TASK: Only the pictures are to be dropped; return all other data below exactly.

LISTED RECORDS:
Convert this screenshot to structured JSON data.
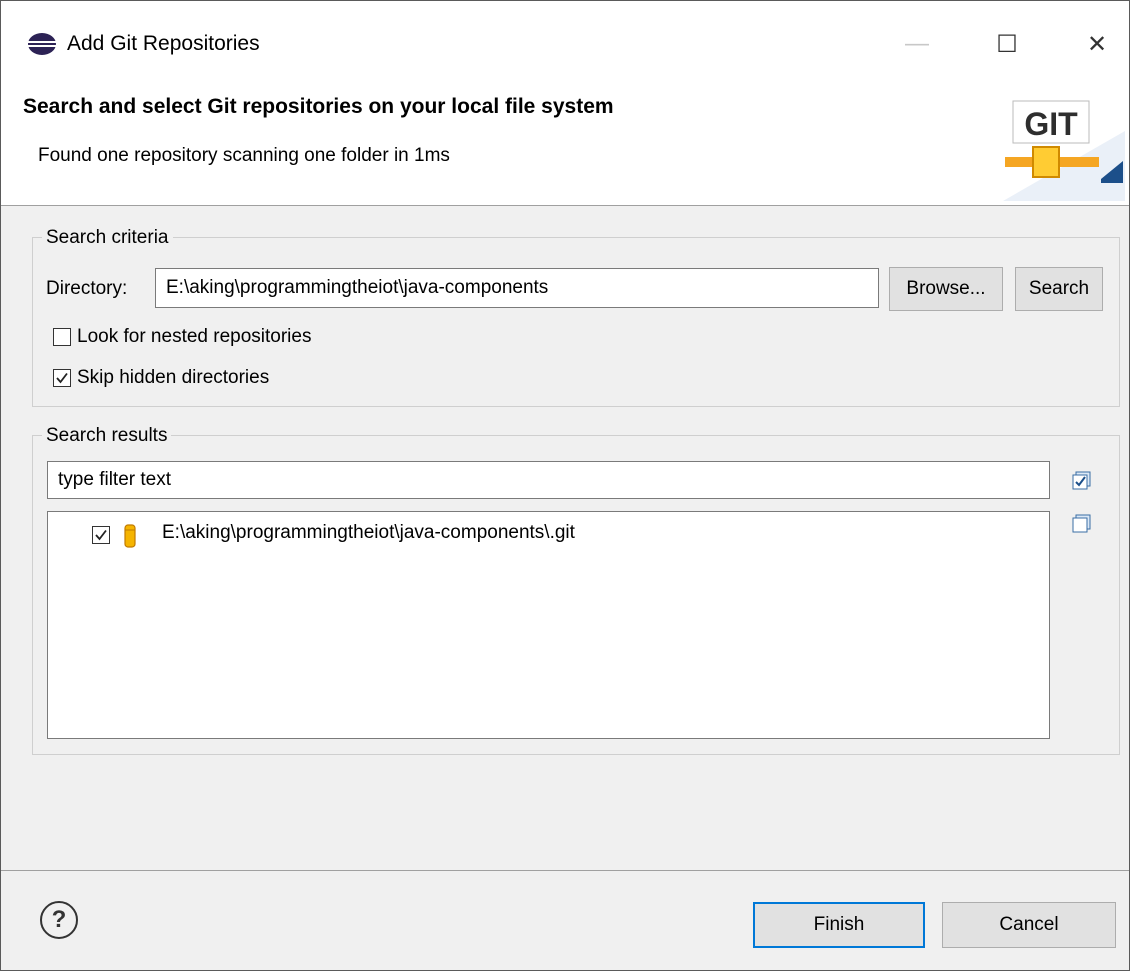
{
  "window": {
    "title": "Add Git Repositories",
    "min_glyph": "—",
    "max_glyph": "☐",
    "close_glyph": "✕"
  },
  "header": {
    "title": "Search and select Git repositories on your local file system",
    "description": "Found one repository scanning one folder in 1ms",
    "logo_text": "GIT"
  },
  "search_criteria": {
    "group_label": "Search criteria",
    "directory_label": "Directory:",
    "directory_value": "E:\\aking\\programmingtheiot\\java-components",
    "browse_label": "Browse...",
    "search_label": "Search",
    "nested_label": "Look for nested repositories",
    "nested_checked": false,
    "skip_hidden_label": "Skip hidden directories",
    "skip_hidden_checked": true
  },
  "search_results": {
    "group_label": "Search results",
    "filter_placeholder": "type filter text",
    "items": [
      {
        "path": "E:\\aking\\programmingtheiot\\java-components\\.git",
        "checked": true,
        "icon": "repository-icon"
      }
    ],
    "select_all_icon": "select-all-icon",
    "deselect_all_icon": "deselect-all-icon"
  },
  "footer": {
    "help_glyph": "?",
    "finish_label": "Finish",
    "cancel_label": "Cancel"
  },
  "colors": {
    "accent": "#0078d7",
    "logo_green": "#2e7d32",
    "pipe_orange": "#f5a623",
    "repo_icon": "#f5b400"
  }
}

WRITTEN ANSWER:
Convert this screenshot to structured JSON data.
{
  "window": {
    "title": "Add Git Repositories",
    "min_glyph": "—",
    "max_glyph": "☐",
    "close_glyph": "✕"
  },
  "header": {
    "title": "Search and select Git repositories on your local file system",
    "description": "Found one repository scanning one folder in 1ms",
    "logo_text": "GIT"
  },
  "search_criteria": {
    "group_label": "Search criteria",
    "directory_label": "Directory:",
    "directory_value": "E:\\aking\\programmingtheiot\\java-components",
    "browse_label": "Browse...",
    "search_label": "Search",
    "nested_label": "Look for nested repositories",
    "nested_checked": false,
    "skip_hidden_label": "Skip hidden directories",
    "skip_hidden_checked": true
  },
  "search_results": {
    "group_label": "Search results",
    "filter_placeholder": "type filter text",
    "items": [
      {
        "path": "E:\\aking\\programmingtheiot\\java-components\\.git",
        "checked": true,
        "icon": "repository-icon"
      }
    ],
    "select_all_icon": "select-all-icon",
    "deselect_all_icon": "deselect-all-icon"
  },
  "footer": {
    "help_glyph": "?",
    "finish_label": "Finish",
    "cancel_label": "Cancel"
  },
  "colors": {
    "accent": "#0078d7",
    "logo_green": "#2e7d32",
    "pipe_orange": "#f5a623",
    "repo_icon": "#f5b400"
  }
}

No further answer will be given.